== WHAT TO WORK ON ==
An exact copy of the listing is required.
═══ EXTRACTED DATA ═══
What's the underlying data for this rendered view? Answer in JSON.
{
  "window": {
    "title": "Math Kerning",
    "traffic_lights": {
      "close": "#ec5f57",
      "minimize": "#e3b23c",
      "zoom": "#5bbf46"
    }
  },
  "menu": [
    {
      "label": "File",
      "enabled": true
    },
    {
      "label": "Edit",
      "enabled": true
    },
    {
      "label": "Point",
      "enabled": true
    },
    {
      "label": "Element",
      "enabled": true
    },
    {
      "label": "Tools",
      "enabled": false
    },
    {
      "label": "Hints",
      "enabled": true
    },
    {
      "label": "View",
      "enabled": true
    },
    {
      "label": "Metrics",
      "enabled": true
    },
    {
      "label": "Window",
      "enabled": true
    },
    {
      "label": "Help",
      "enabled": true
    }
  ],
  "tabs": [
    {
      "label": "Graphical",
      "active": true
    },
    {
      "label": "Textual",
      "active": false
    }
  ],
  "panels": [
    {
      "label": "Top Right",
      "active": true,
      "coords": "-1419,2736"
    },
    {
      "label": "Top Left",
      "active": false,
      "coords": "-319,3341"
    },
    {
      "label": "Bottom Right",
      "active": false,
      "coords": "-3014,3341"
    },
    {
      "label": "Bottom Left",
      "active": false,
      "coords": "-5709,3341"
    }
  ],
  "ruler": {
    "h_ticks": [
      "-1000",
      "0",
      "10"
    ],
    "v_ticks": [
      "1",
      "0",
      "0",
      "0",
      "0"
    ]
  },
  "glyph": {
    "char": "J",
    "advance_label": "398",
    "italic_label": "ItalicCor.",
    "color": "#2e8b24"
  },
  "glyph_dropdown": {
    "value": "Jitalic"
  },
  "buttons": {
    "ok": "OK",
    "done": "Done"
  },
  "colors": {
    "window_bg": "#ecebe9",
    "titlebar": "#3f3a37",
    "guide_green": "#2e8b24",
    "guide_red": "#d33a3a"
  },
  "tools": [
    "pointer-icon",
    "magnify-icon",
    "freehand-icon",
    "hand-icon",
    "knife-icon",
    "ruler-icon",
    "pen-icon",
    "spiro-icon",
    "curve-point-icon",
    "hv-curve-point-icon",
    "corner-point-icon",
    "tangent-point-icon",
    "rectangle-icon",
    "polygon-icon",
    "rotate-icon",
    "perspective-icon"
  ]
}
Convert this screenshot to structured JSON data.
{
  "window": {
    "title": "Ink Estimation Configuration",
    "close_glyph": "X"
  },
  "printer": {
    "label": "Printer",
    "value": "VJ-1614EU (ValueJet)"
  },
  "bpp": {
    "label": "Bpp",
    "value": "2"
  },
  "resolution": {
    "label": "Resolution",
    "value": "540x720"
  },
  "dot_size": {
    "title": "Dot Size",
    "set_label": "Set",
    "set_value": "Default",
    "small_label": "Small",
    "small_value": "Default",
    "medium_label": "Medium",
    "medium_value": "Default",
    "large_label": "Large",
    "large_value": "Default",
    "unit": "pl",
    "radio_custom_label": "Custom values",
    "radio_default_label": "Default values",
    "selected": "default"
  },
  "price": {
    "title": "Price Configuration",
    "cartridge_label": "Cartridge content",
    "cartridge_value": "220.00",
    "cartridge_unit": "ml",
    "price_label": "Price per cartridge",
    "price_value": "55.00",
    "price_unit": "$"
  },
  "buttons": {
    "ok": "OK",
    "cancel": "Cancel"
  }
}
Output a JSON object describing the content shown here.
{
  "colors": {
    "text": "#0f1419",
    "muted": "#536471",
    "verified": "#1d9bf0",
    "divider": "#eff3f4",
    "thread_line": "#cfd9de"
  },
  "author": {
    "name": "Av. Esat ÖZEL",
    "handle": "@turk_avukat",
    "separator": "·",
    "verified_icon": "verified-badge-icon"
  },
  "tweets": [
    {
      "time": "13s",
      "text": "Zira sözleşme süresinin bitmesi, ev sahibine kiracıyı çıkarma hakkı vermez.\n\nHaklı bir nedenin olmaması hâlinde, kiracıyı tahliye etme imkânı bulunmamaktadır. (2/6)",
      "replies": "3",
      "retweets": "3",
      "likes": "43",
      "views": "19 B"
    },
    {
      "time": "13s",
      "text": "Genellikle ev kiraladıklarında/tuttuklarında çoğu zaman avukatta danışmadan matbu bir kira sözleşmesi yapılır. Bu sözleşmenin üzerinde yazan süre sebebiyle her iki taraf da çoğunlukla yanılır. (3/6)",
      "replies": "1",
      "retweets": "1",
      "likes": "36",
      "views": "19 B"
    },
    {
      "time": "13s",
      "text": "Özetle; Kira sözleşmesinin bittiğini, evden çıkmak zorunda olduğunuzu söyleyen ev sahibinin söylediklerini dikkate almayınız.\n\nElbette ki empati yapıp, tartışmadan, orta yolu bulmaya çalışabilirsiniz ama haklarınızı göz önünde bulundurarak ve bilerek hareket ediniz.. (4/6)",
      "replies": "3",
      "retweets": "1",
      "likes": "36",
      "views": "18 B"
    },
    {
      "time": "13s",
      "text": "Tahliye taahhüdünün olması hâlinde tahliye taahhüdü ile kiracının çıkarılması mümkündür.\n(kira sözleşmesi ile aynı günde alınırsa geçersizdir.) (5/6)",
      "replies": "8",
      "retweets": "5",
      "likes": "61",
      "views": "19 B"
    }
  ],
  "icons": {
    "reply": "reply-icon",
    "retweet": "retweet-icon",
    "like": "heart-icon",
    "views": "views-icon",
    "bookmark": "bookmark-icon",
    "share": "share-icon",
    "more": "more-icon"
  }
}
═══
== RESPONSE TO THE EXERCISE ==
What's the underlying data for this rendered view? Answer in JSON.
{
  "window": {
    "title": "Math Kerning",
    "traffic_lights": {
      "close": "#ec5f57",
      "minimize": "#e3b23c",
      "zoom": "#5bbf46"
    }
  },
  "menu": [
    {
      "label": "File",
      "enabled": true
    },
    {
      "label": "Edit",
      "enabled": true
    },
    {
      "label": "Point",
      "enabled": true
    },
    {
      "label": "Element",
      "enabled": true
    },
    {
      "label": "Tools",
      "enabled": false
    },
    {
      "label": "Hints",
      "enabled": true
    },
    {
      "label": "View",
      "enabled": true
    },
    {
      "label": "Metrics",
      "enabled": true
    },
    {
      "label": "Window",
      "enabled": true
    },
    {
      "label": "Help",
      "enabled": true
    }
  ],
  "tabs": [
    {
      "label": "Graphical",
      "active": true
    },
    {
      "label": "Textual",
      "active": false
    }
  ],
  "panels": [
    {
      "label": "Top Right",
      "active": true,
      "coords": "-1419,2736"
    },
    {
      "label": "Top Left",
      "active": false,
      "coords": "-319,3341"
    },
    {
      "label": "Bottom Right",
      "active": false,
      "coords": "-3014,3341"
    },
    {
      "label": "Bottom Left",
      "active": false,
      "coords": "-5709,3341"
    }
  ],
  "ruler": {
    "h_ticks": [
      "-1000",
      "0",
      "10"
    ],
    "v_ticks": [
      "1",
      "0",
      "0",
      "0",
      "0"
    ]
  },
  "glyph": {
    "char": "J",
    "advance_label": "398",
    "italic_label": "ItalicCor.",
    "color": "#2e8b24"
  },
  "glyph_dropdown": {
    "value": "Jitalic"
  },
  "buttons": {
    "ok": "OK",
    "done": "Done"
  },
  "colors": {
    "window_bg": "#ecebe9",
    "titlebar": "#3f3a37",
    "guide_green": "#2e8b24",
    "guide_red": "#d33a3a"
  },
  "tools": [
    "pointer-icon",
    "magnify-icon",
    "freehand-icon",
    "hand-icon",
    "knife-icon",
    "ruler-icon",
    "pen-icon",
    "spiro-icon",
    "curve-point-icon",
    "hv-curve-point-icon",
    "corner-point-icon",
    "tangent-point-icon",
    "rectangle-icon",
    "polygon-icon",
    "rotate-icon",
    "perspective-icon"
  ]
}
Convert this screenshot to structured JSON data.
{
  "window": {
    "title": "Ink Estimation Configuration",
    "close_glyph": "X"
  },
  "printer": {
    "label": "Printer",
    "value": "VJ-1614EU (ValueJet)"
  },
  "bpp": {
    "label": "Bpp",
    "value": "2"
  },
  "resolution": {
    "label": "Resolution",
    "value": "540x720"
  },
  "dot_size": {
    "title": "Dot Size",
    "set_label": "Set",
    "set_value": "Default",
    "small_label": "Small",
    "small_value": "Default",
    "medium_label": "Medium",
    "medium_value": "Default",
    "large_label": "Large",
    "large_value": "Default",
    "unit": "pl",
    "radio_custom_label": "Custom values",
    "radio_default_label": "Default values",
    "selected": "default"
  },
  "price": {
    "title": "Price Configuration",
    "cartridge_label": "Cartridge content",
    "cartridge_value": "220.00",
    "cartridge_unit": "ml",
    "price_label": "Price per cartridge",
    "price_value": "55.00",
    "price_unit": "$"
  },
  "buttons": {
    "ok": "OK",
    "cancel": "Cancel"
  }
}
Output a JSON object describing the content shown here.
{
  "colors": {
    "text": "#0f1419",
    "muted": "#536471",
    "verified": "#1d9bf0",
    "divider": "#eff3f4",
    "thread_line": "#cfd9de"
  },
  "author": {
    "name": "Av. Esat ÖZEL",
    "handle": "@turk_avukat",
    "separator": "·",
    "verified_icon": "verified-badge-icon"
  },
  "tweets": [
    {
      "time": "13s",
      "text": "Zira sözleşme süresinin bitmesi, ev sahibine kiracıyı çıkarma hakkı vermez.\n\nHaklı bir nedenin olmaması hâlinde, kiracıyı tahliye etme imkânı bulunmamaktadır. (2/6)",
      "replies": "3",
      "retweets": "3",
      "likes": "43",
      "views": "19 B"
    },
    {
      "time": "13s",
      "text": "Genellikle ev kiraladıklarında/tuttuklarında çoğu zaman avukatta danışmadan matbu bir kira sözleşmesi yapılır. Bu sözleşmenin üzerinde yazan süre sebebiyle her iki taraf da çoğunlukla yanılır. (3/6)",
      "replies": "1",
      "retweets": "1",
      "likes": "36",
      "views": "19 B"
    },
    {
      "time": "13s",
      "text": "Özetle; Kira sözleşmesinin bittiğini, evden çıkmak zorunda olduğunuzu söyleyen ev sahibinin söylediklerini dikkate almayınız.\n\nElbette ki empati yapıp, tartışmadan, orta yolu bulmaya çalışabilirsiniz ama haklarınızı göz önünde bulundurarak ve bilerek hareket ediniz.. (4/6)",
      "replies": "3",
      "retweets": "1",
      "likes": "36",
      "views": "18 B"
    },
    {
      "time": "13s",
      "text": "Tahliye taahhüdünün olması hâlinde tahliye taahhüdü ile kiracının çıkarılması mümkündür.\n(kira sözleşmesi ile aynı günde alınırsa geçersizdir.) (5/6)",
      "replies": "8",
      "retweets": "5",
      "likes": "61",
      "views": "19 B"
    }
  ],
  "icons": {
    "reply": "reply-icon",
    "retweet": "retweet-icon",
    "like": "heart-icon",
    "views": "views-icon",
    "bookmark": "bookmark-icon",
    "share": "share-icon",
    "more": "more-icon"
  }
}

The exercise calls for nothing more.